2 Things About that Google Memo…
When people who should know better don’t.
The now-infamous #GoogleMemo set off a firestorm of debate. Unsurprisingly, many of the same issues I noted in my last post emerged in this debate.
But let’s leave aside the issues at the heart of this event and mention two adjacent ones:
- the original, most-publicized version of James Damore’s memo published by Gizmodo was marketed as the ‘full’ version of the memo but really wasn’t
- Google CEO Sundar Pichai’s memo to Google staff to address the debacle asserts that the memo calls women ‘neurotic’ when it doesn’t
When ‘Full’ Means Full of Omissions
As Gizmodo’s post gained momentum, a common objection to it was that Damore makes statements without backing them up with evidence. As it turns out, he did —there are at least 27 links embedded in the original memo that back up his statements, along with 2 charts.
But Gizmodo didn’t publish those in its post which it marketed as including the ‘Full 10-Page’ memo. Why? It noted the omissions in a small note at the bottom most people missed. The effect: all chances of sparking a meaningful debate based on controversial statements backed by evidence vanished in favor of a flame-throwing debate backed by feelings.
Why would Gizmodo do that?
Neuroticism v Neurotic
English is a weird language. I get it. But I expect the CEO of one of the most powerful companies in the world to get it right in an official correspondence on a touchy, controversial, public issue. Mr. Pichai’s memo sent to Google staff shortly after the diversity story made headlines condemns the memo for making some employees feel hurt and judged because of their gender.
But then he goes on to say that the memo calls women ‘neurotic’. That is incorrect. The memo actually says women tend to have more neuroticism, which refers to a term from psychology’s ‘five-factor-model’ to describe human personality — not related to the term neurotic which means mentally ill and unstable, which is the term Pichai seems to think Damore’s memo uses.
It’s entirely possible Pichai simply didn’t know the difference, but the reactions this mistake will spark from people are unwarranted nonetheless.
Awareness of #fakenews has grown in recent times. But the phenomenon is often wrongly regarded as a black-and-white issue: either a story is right, or it’s wrong.

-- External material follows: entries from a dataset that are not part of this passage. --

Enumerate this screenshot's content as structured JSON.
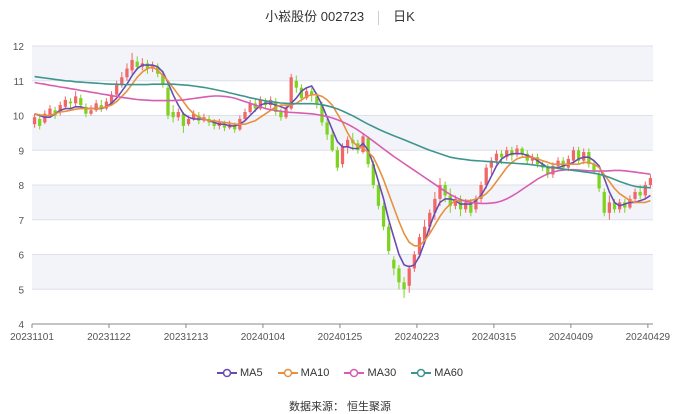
{
  "header": {
    "stock_title": "小崧股份 002723",
    "period": "日K"
  },
  "source_text": "数据来源： 恒生聚源",
  "colors": {
    "up": "#f06767",
    "down": "#7ed321",
    "ma5": "#6a4cb1",
    "ma10": "#e8903f",
    "ma30": "#d85db0",
    "ma60": "#3e958f",
    "band": "#f3f4fa",
    "grid": "#dde0ea"
  },
  "chart_data": {
    "type": "candlestick",
    "title": "小崧股份 002723 日K",
    "ylim": [
      4,
      12
    ],
    "y_ticks": [
      4,
      5,
      6,
      7,
      8,
      9,
      10,
      11,
      12
    ],
    "x_tick_labels": [
      "20231101",
      "20231122",
      "20231213",
      "20240104",
      "20240125",
      "20240223",
      "20240315",
      "20240409",
      "20240429"
    ],
    "x_tick_index": [
      0,
      15,
      30,
      45,
      60,
      75,
      90,
      105,
      120
    ],
    "candles": [
      [
        9.75,
        9.95,
        9.65,
        10.05
      ],
      [
        9.9,
        9.7,
        9.6,
        10.0
      ],
      [
        9.8,
        10.05,
        9.75,
        10.15
      ],
      [
        10.0,
        10.2,
        9.95,
        10.3
      ],
      [
        10.15,
        10.0,
        9.9,
        10.25
      ],
      [
        10.1,
        10.3,
        10.0,
        10.4
      ],
      [
        10.25,
        10.45,
        10.2,
        10.55
      ],
      [
        10.4,
        10.35,
        10.2,
        10.5
      ],
      [
        10.35,
        10.55,
        10.25,
        10.7
      ],
      [
        10.5,
        10.3,
        10.2,
        10.6
      ],
      [
        10.25,
        10.05,
        9.95,
        10.35
      ],
      [
        10.05,
        10.15,
        10.0,
        10.3
      ],
      [
        10.15,
        10.35,
        10.1,
        10.45
      ],
      [
        10.3,
        10.2,
        10.1,
        10.45
      ],
      [
        10.2,
        10.4,
        10.15,
        10.5
      ],
      [
        10.35,
        10.6,
        10.3,
        10.7
      ],
      [
        10.6,
        10.9,
        10.55,
        11.0
      ],
      [
        10.9,
        11.1,
        10.8,
        11.25
      ],
      [
        11.1,
        11.35,
        11.0,
        11.5
      ],
      [
        11.3,
        11.6,
        11.2,
        11.8
      ],
      [
        11.55,
        11.4,
        11.3,
        11.7
      ],
      [
        11.4,
        11.5,
        11.3,
        11.65
      ],
      [
        11.5,
        11.35,
        11.2,
        11.6
      ],
      [
        11.35,
        11.45,
        11.25,
        11.55
      ],
      [
        11.4,
        11.2,
        11.1,
        11.5
      ],
      [
        11.2,
        10.9,
        10.8,
        11.3
      ],
      [
        10.8,
        10.0,
        9.9,
        10.9
      ],
      [
        10.1,
        9.95,
        9.8,
        10.3
      ],
      [
        9.95,
        10.1,
        9.85,
        10.2
      ],
      [
        10.05,
        9.7,
        9.5,
        10.1
      ],
      [
        9.75,
        9.9,
        9.7,
        10.0
      ],
      [
        9.9,
        10.05,
        9.85,
        10.15
      ],
      [
        10.0,
        9.85,
        9.75,
        10.1
      ],
      [
        9.85,
        9.95,
        9.8,
        10.05
      ],
      [
        9.9,
        9.8,
        9.7,
        10.0
      ],
      [
        9.8,
        9.7,
        9.6,
        9.9
      ],
      [
        9.7,
        9.8,
        9.6,
        9.9
      ],
      [
        9.75,
        9.65,
        9.55,
        9.85
      ],
      [
        9.65,
        9.75,
        9.6,
        9.85
      ],
      [
        9.7,
        9.6,
        9.5,
        9.8
      ],
      [
        9.6,
        9.9,
        9.55,
        10.0
      ],
      [
        9.9,
        10.1,
        9.85,
        10.2
      ],
      [
        10.1,
        10.35,
        10.05,
        10.45
      ],
      [
        10.35,
        10.2,
        10.1,
        10.5
      ],
      [
        10.2,
        10.45,
        10.15,
        10.55
      ],
      [
        10.4,
        10.3,
        10.2,
        10.5
      ],
      [
        10.3,
        10.45,
        10.2,
        10.55
      ],
      [
        10.4,
        10.1,
        10.0,
        10.5
      ],
      [
        10.1,
        9.95,
        9.85,
        10.2
      ],
      [
        9.95,
        10.2,
        9.9,
        10.3
      ],
      [
        10.2,
        11.1,
        10.15,
        11.2
      ],
      [
        11.0,
        10.8,
        10.65,
        11.15
      ],
      [
        10.8,
        10.5,
        10.4,
        10.9
      ],
      [
        10.5,
        10.7,
        10.45,
        10.8
      ],
      [
        10.7,
        10.6,
        10.4,
        10.8
      ],
      [
        10.55,
        10.35,
        10.2,
        10.65
      ],
      [
        10.3,
        9.8,
        9.7,
        10.4
      ],
      [
        9.8,
        9.45,
        9.3,
        9.9
      ],
      [
        9.45,
        9.0,
        8.95,
        9.55
      ],
      [
        9.0,
        8.5,
        8.4,
        9.1
      ],
      [
        8.6,
        9.1,
        8.5,
        9.2
      ],
      [
        9.1,
        9.3,
        8.9,
        9.4
      ],
      [
        9.3,
        9.2,
        9.0,
        9.5
      ],
      [
        9.2,
        9.0,
        8.9,
        9.3
      ],
      [
        8.95,
        9.4,
        8.9,
        9.5
      ],
      [
        9.35,
        8.6,
        8.5,
        9.4
      ],
      [
        8.6,
        8.0,
        7.9,
        8.7
      ],
      [
        8.0,
        7.4,
        7.3,
        8.1
      ],
      [
        7.4,
        6.8,
        6.7,
        7.5
      ],
      [
        6.8,
        6.1,
        6.0,
        6.9
      ],
      [
        5.85,
        5.6,
        5.4,
        5.95
      ],
      [
        5.6,
        5.2,
        5.0,
        5.7
      ],
      [
        5.2,
        5.0,
        4.75,
        5.35
      ],
      [
        5.1,
        5.6,
        4.9,
        5.7
      ],
      [
        5.6,
        6.0,
        5.5,
        6.1
      ],
      [
        6.0,
        6.5,
        5.9,
        6.6
      ],
      [
        6.4,
        6.8,
        6.3,
        7.0
      ],
      [
        6.8,
        7.2,
        6.6,
        7.3
      ],
      [
        7.2,
        7.6,
        7.0,
        7.8
      ],
      [
        7.6,
        8.0,
        7.4,
        8.2
      ],
      [
        8.0,
        7.7,
        7.5,
        8.1
      ],
      [
        7.7,
        7.4,
        7.2,
        7.9
      ],
      [
        7.4,
        7.6,
        7.3,
        7.7
      ],
      [
        7.6,
        7.3,
        7.1,
        7.7
      ],
      [
        7.3,
        7.5,
        7.2,
        7.6
      ],
      [
        7.5,
        7.2,
        7.1,
        7.6
      ],
      [
        7.3,
        7.6,
        7.2,
        7.7
      ],
      [
        7.6,
        8.0,
        7.5,
        8.1
      ],
      [
        8.0,
        8.5,
        7.9,
        8.6
      ],
      [
        8.5,
        8.7,
        8.3,
        8.8
      ],
      [
        8.7,
        8.9,
        8.6,
        9.0
      ],
      [
        8.9,
        8.8,
        8.6,
        9.0
      ],
      [
        8.8,
        9.0,
        8.7,
        9.1
      ],
      [
        9.0,
        8.85,
        8.7,
        9.1
      ],
      [
        8.9,
        9.05,
        8.8,
        9.15
      ],
      [
        9.05,
        8.9,
        8.8,
        9.1
      ],
      [
        8.9,
        8.7,
        8.6,
        9.0
      ],
      [
        8.7,
        8.8,
        8.6,
        8.9
      ],
      [
        8.8,
        8.6,
        8.5,
        8.9
      ],
      [
        8.6,
        8.5,
        8.4,
        8.7
      ],
      [
        8.5,
        8.3,
        8.2,
        8.6
      ],
      [
        8.3,
        8.55,
        8.2,
        8.65
      ],
      [
        8.55,
        8.7,
        8.45,
        8.8
      ],
      [
        8.7,
        8.5,
        8.4,
        8.8
      ],
      [
        8.5,
        8.75,
        8.4,
        8.85
      ],
      [
        8.7,
        9.0,
        8.6,
        9.1
      ],
      [
        9.0,
        8.7,
        8.6,
        9.1
      ],
      [
        8.7,
        8.95,
        8.6,
        9.05
      ],
      [
        8.95,
        8.6,
        8.5,
        9.05
      ],
      [
        8.6,
        8.4,
        8.3,
        8.7
      ],
      [
        8.3,
        7.9,
        7.8,
        8.4
      ],
      [
        7.8,
        7.2,
        7.1,
        7.9
      ],
      [
        7.2,
        7.5,
        7.0,
        7.7
      ],
      [
        7.5,
        7.3,
        7.2,
        7.6
      ],
      [
        7.3,
        7.5,
        7.2,
        7.6
      ],
      [
        7.5,
        7.35,
        7.2,
        7.6
      ],
      [
        7.35,
        7.6,
        7.3,
        7.7
      ],
      [
        7.6,
        7.8,
        7.5,
        7.9
      ],
      [
        7.8,
        7.7,
        7.6,
        8.0
      ],
      [
        7.7,
        8.0,
        7.6,
        8.1
      ],
      [
        8.0,
        8.2,
        7.9,
        8.3
      ]
    ],
    "series": [
      {
        "name": "MA5",
        "color": "#6a4cb1",
        "values": [
          10.05,
          10.0,
          9.95,
          9.95,
          10.05,
          10.15,
          10.2,
          10.2,
          10.25,
          10.25,
          10.2,
          10.2,
          10.2,
          10.2,
          10.25,
          10.35,
          10.5,
          10.7,
          10.9,
          11.15,
          11.35,
          11.45,
          11.45,
          11.45,
          11.4,
          11.25,
          10.95,
          10.6,
          10.3,
          10.05,
          9.95,
          9.9,
          9.9,
          9.9,
          9.85,
          9.8,
          9.75,
          9.75,
          9.7,
          9.7,
          9.75,
          9.85,
          10.0,
          10.15,
          10.3,
          10.35,
          10.35,
          10.3,
          10.25,
          10.2,
          10.35,
          10.5,
          10.7,
          10.8,
          10.85,
          10.6,
          10.3,
          9.95,
          9.6,
          9.25,
          9.1,
          9.1,
          9.05,
          9.05,
          9.2,
          9.0,
          8.6,
          8.1,
          7.6,
          7.0,
          6.5,
          6.0,
          5.7,
          5.65,
          5.7,
          5.95,
          6.35,
          6.8,
          7.2,
          7.5,
          7.6,
          7.6,
          7.55,
          7.45,
          7.45,
          7.45,
          7.55,
          7.7,
          7.95,
          8.25,
          8.55,
          8.75,
          8.85,
          8.9,
          8.9,
          8.9,
          8.85,
          8.8,
          8.7,
          8.6,
          8.5,
          8.5,
          8.5,
          8.55,
          8.6,
          8.65,
          8.75,
          8.8,
          8.8,
          8.7,
          8.55,
          8.2,
          7.8,
          7.5,
          7.4,
          7.45,
          7.5,
          7.5,
          7.55,
          7.6,
          7.7
        ]
      },
      {
        "name": "MA10",
        "color": "#e8903f",
        "values": [
          10.05,
          10.02,
          10.0,
          10.0,
          10.05,
          10.1,
          10.12,
          10.15,
          10.18,
          10.2,
          10.2,
          10.2,
          10.2,
          10.22,
          10.25,
          10.3,
          10.4,
          10.55,
          10.7,
          10.9,
          11.1,
          11.25,
          11.35,
          11.4,
          11.3,
          11.15,
          11.0,
          10.8,
          10.6,
          10.4,
          10.2,
          10.05,
          9.95,
          9.9,
          9.85,
          9.85,
          9.82,
          9.8,
          9.78,
          9.75,
          9.75,
          9.75,
          9.8,
          9.85,
          9.95,
          10.05,
          10.15,
          10.25,
          10.3,
          10.3,
          10.3,
          10.35,
          10.45,
          10.55,
          10.6,
          10.6,
          10.55,
          10.45,
          10.3,
          10.05,
          9.8,
          9.5,
          9.25,
          9.1,
          9.05,
          8.95,
          8.8,
          8.5,
          8.15,
          7.75,
          7.35,
          6.95,
          6.6,
          6.35,
          6.25,
          6.25,
          6.4,
          6.6,
          6.85,
          7.1,
          7.3,
          7.45,
          7.55,
          7.55,
          7.55,
          7.55,
          7.6,
          7.65,
          7.75,
          7.9,
          8.1,
          8.3,
          8.5,
          8.65,
          8.75,
          8.8,
          8.8,
          8.8,
          8.75,
          8.7,
          8.65,
          8.6,
          8.6,
          8.6,
          8.6,
          8.6,
          8.6,
          8.65,
          8.65,
          8.6,
          8.5,
          8.3,
          8.1,
          7.9,
          7.75,
          7.65,
          7.55,
          7.5,
          7.5,
          7.5,
          7.55
        ]
      },
      {
        "name": "MA30",
        "color": "#d85db0",
        "values": [
          10.95,
          10.92,
          10.9,
          10.87,
          10.85,
          10.82,
          10.8,
          10.77,
          10.75,
          10.72,
          10.7,
          10.67,
          10.65,
          10.62,
          10.6,
          10.57,
          10.55,
          10.52,
          10.5,
          10.48,
          10.46,
          10.45,
          10.44,
          10.43,
          10.43,
          10.43,
          10.43,
          10.43,
          10.44,
          10.45,
          10.47,
          10.49,
          10.51,
          10.53,
          10.55,
          10.56,
          10.56,
          10.55,
          10.53,
          10.5,
          10.45,
          10.4,
          10.35,
          10.3,
          10.25,
          10.2,
          10.17,
          10.14,
          10.12,
          10.1,
          10.09,
          10.08,
          10.07,
          10.06,
          10.05,
          10.03,
          10.0,
          9.97,
          9.93,
          9.88,
          9.82,
          9.75,
          9.67,
          9.58,
          9.48,
          9.37,
          9.26,
          9.15,
          9.04,
          8.93,
          8.82,
          8.72,
          8.62,
          8.52,
          8.42,
          8.32,
          8.22,
          8.12,
          8.02,
          7.92,
          7.82,
          7.73,
          7.65,
          7.58,
          7.53,
          7.5,
          7.48,
          7.47,
          7.47,
          7.48,
          7.5,
          7.54,
          7.6,
          7.68,
          7.77,
          7.87,
          7.97,
          8.07,
          8.17,
          8.25,
          8.32,
          8.37,
          8.41,
          8.43,
          8.44,
          8.44,
          8.43,
          8.42,
          8.41,
          8.4,
          8.4,
          8.4,
          8.41,
          8.42,
          8.42,
          8.41,
          8.39,
          8.37,
          8.35,
          8.33,
          8.31
        ]
      },
      {
        "name": "MA60",
        "color": "#3e958f",
        "values": [
          11.12,
          11.1,
          11.08,
          11.06,
          11.04,
          11.02,
          11.0,
          10.99,
          10.97,
          10.96,
          10.95,
          10.94,
          10.93,
          10.92,
          10.91,
          10.9,
          10.9,
          10.89,
          10.89,
          10.89,
          10.89,
          10.89,
          10.89,
          10.9,
          10.9,
          10.9,
          10.9,
          10.9,
          10.89,
          10.88,
          10.87,
          10.85,
          10.83,
          10.81,
          10.78,
          10.75,
          10.72,
          10.69,
          10.65,
          10.62,
          10.58,
          10.55,
          10.51,
          10.48,
          10.45,
          10.42,
          10.4,
          10.38,
          10.36,
          10.35,
          10.34,
          10.34,
          10.34,
          10.34,
          10.34,
          10.33,
          10.31,
          10.28,
          10.24,
          10.19,
          10.13,
          10.06,
          9.99,
          9.91,
          9.83,
          9.75,
          9.68,
          9.61,
          9.54,
          9.48,
          9.42,
          9.36,
          9.3,
          9.24,
          9.18,
          9.12,
          9.06,
          9.0,
          8.95,
          8.9,
          8.85,
          8.8,
          8.77,
          8.75,
          8.73,
          8.71,
          8.7,
          8.69,
          8.68,
          8.67,
          8.66,
          8.65,
          8.64,
          8.63,
          8.62,
          8.61,
          8.6,
          8.58,
          8.56,
          8.54,
          8.52,
          8.5,
          8.48,
          8.46,
          8.44,
          8.42,
          8.4,
          8.38,
          8.36,
          8.34,
          8.31,
          8.27,
          8.22,
          8.16,
          8.1,
          8.05,
          8.0,
          7.96,
          7.94,
          7.93,
          7.92
        ]
      }
    ]
  }
}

But media is so much more complicated than that. Factual errors are just the tip of an iceberg made of sensationalized stories, conflicts of interest, lack of attention to detail, incompetence, incomplete coverage, innocent mistakes…the list goes on.
So it’s important to acknowledge subtler things that can effect our media consumption. Sometimes ‘full’ doesn’t really mean ‘full’ and ‘neuroticism’ may have nothing to do with ‘neurotic’.
Whether intentional or not, one thing’s for sure: no one ever knows the whole story. Subtleties, misunderstandings, and gaps abound.
Edit: I’ve removed ‘Dr’ honorifics since there are reports that James Damore didn’t actually finish his Phd at Harvard. I checked before publishing the article and his LinkedIn profile indicated that he had a Phd.